* **Exercise aim**: Could you restate every record below word for word?

* **Input data**:
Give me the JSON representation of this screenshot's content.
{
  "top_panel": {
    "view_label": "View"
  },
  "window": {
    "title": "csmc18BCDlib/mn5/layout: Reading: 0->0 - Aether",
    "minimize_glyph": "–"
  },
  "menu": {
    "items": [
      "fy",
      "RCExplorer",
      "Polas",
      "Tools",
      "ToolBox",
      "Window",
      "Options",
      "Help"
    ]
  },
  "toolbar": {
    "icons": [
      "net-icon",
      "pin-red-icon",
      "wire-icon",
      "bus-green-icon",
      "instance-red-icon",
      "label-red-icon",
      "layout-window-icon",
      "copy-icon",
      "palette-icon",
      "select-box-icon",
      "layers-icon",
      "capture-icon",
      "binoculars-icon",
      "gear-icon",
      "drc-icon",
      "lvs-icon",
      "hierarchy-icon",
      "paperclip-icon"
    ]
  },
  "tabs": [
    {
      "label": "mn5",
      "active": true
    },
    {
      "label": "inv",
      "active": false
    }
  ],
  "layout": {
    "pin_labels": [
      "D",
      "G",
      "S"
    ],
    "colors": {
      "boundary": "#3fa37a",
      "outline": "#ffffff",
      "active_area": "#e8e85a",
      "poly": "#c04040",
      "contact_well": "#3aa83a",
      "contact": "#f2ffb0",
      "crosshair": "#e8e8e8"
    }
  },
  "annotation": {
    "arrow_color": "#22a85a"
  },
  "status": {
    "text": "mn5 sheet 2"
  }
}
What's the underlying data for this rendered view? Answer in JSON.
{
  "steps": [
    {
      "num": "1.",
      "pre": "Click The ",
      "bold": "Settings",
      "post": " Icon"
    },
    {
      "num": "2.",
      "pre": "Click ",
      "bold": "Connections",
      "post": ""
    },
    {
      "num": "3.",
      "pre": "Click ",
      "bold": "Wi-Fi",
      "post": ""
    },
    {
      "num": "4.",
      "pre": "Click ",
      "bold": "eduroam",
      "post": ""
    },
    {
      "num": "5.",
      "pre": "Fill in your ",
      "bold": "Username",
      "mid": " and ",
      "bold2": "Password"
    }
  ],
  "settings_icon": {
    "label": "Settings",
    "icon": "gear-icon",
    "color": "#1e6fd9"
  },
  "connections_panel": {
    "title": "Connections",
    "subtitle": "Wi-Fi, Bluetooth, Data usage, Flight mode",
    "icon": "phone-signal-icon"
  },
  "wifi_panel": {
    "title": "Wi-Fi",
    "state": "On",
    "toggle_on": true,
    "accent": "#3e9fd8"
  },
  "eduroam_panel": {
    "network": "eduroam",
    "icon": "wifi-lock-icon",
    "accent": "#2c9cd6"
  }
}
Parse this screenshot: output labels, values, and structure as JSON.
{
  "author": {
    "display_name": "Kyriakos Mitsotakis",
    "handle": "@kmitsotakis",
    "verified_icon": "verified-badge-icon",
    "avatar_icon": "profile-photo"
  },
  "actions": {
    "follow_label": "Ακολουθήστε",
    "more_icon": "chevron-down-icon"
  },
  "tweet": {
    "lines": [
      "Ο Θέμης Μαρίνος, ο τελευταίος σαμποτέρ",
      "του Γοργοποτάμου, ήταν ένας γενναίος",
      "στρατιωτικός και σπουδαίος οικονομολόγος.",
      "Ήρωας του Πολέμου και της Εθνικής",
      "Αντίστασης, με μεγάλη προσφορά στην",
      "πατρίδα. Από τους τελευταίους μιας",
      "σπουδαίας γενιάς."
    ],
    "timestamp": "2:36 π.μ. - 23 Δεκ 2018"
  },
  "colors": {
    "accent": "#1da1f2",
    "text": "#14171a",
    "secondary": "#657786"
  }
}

* **Response below**:
Give me the JSON representation of this screenshot's content.
{
  "top_panel": {
    "view_label": "View"
  },
  "window": {
    "title": "csmc18BCDlib/mn5/layout: Reading: 0->0 - Aether",
    "minimize_glyph": "–"
  },
  "menu": {
    "items": [
      "fy",
      "RCExplorer",
      "Polas",
      "Tools",
      "ToolBox",
      "Window",
      "Options",
      "Help"
    ]
  },
  "toolbar": {
    "icons": [
      "net-icon",
      "pin-red-icon",
      "wire-icon",
      "bus-green-icon",
      "instance-red-icon",
      "label-red-icon",
      "layout-window-icon",
      "copy-icon",
      "palette-icon",
      "select-box-icon",
      "layers-icon",
      "capture-icon",
      "binoculars-icon",
      "gear-icon",
      "drc-icon",
      "lvs-icon",
      "hierarchy-icon",
      "paperclip-icon"
    ]
  },
  "tabs": [
    {
      "label": "mn5",
      "active": true
    },
    {
      "label": "inv",
      "active": false
    }
  ],
  "layout": {
    "pin_labels": [
      "D",
      "G",
      "S"
    ],
    "colors": {
      "boundary": "#3fa37a",
      "outline": "#ffffff",
      "active_area": "#e8e85a",
      "poly": "#c04040",
      "contact_well": "#3aa83a",
      "contact": "#f2ffb0",
      "crosshair": "#e8e8e8"
    }
  },
  "annotation": {
    "arrow_color": "#22a85a"
  },
  "status": {
    "text": "mn5 sheet 2"
  }
}
What's the underlying data for this rendered view? Answer in JSON.
{
  "steps": [
    {
      "num": "1.",
      "pre": "Click The ",
      "bold": "Settings",
      "post": " Icon"
    },
    {
      "num": "2.",
      "pre": "Click ",
      "bold": "Connections",
      "post": ""
    },
    {
      "num": "3.",
      "pre": "Click ",
      "bold": "Wi-Fi",
      "post": ""
    },
    {
      "num": "4.",
      "pre": "Click ",
      "bold": "eduroam",
      "post": ""
    },
    {
      "num": "5.",
      "pre": "Fill in your ",
      "bold": "Username",
      "mid": " and ",
      "bold2": "Password"
    }
  ],
  "settings_icon": {
    "label": "Settings",
    "icon": "gear-icon",
    "color": "#1e6fd9"
  },
  "connections_panel": {
    "title": "Connections",
    "subtitle": "Wi-Fi, Bluetooth, Data usage, Flight mode",
    "icon": "phone-signal-icon"
  },
  "wifi_panel": {
    "title": "Wi-Fi",
    "state": "On",
    "toggle_on": true,
    "accent": "#3e9fd8"
  },
  "eduroam_panel": {
    "network": "eduroam",
    "icon": "wifi-lock-icon",
    "accent": "#2c9cd6"
  }
}
Parse this screenshot: output labels, values, and structure as JSON.
{
  "author": {
    "display_name": "Kyriakos Mitsotakis",
    "handle": "@kmitsotakis",
    "verified_icon": "verified-badge-icon",
    "avatar_icon": "profile-photo"
  },
  "actions": {
    "follow_label": "Ακολουθήστε",
    "more_icon": "chevron-down-icon"
  },
  "tweet": {
    "lines": [
      "Ο Θέμης Μαρίνος, ο τελευταίος σαμποτέρ",
      "του Γοργοποτάμου, ήταν ένας γενναίος",
      "στρατιωτικός και σπουδαίος οικονομολόγος.",
      "Ήρωας του Πολέμου και της Εθνικής",
      "Αντίστασης, με μεγάλη προσφορά στην",
      "πατρίδα. Από τους τελευταίους μιας",
      "σπουδαίας γενιάς."
    ],
    "timestamp": "2:36 π.μ. - 23 Δεκ 2018"
  },
  "colors": {
    "accent": "#1da1f2",
    "text": "#14171a",
    "secondary": "#657786"
  }
}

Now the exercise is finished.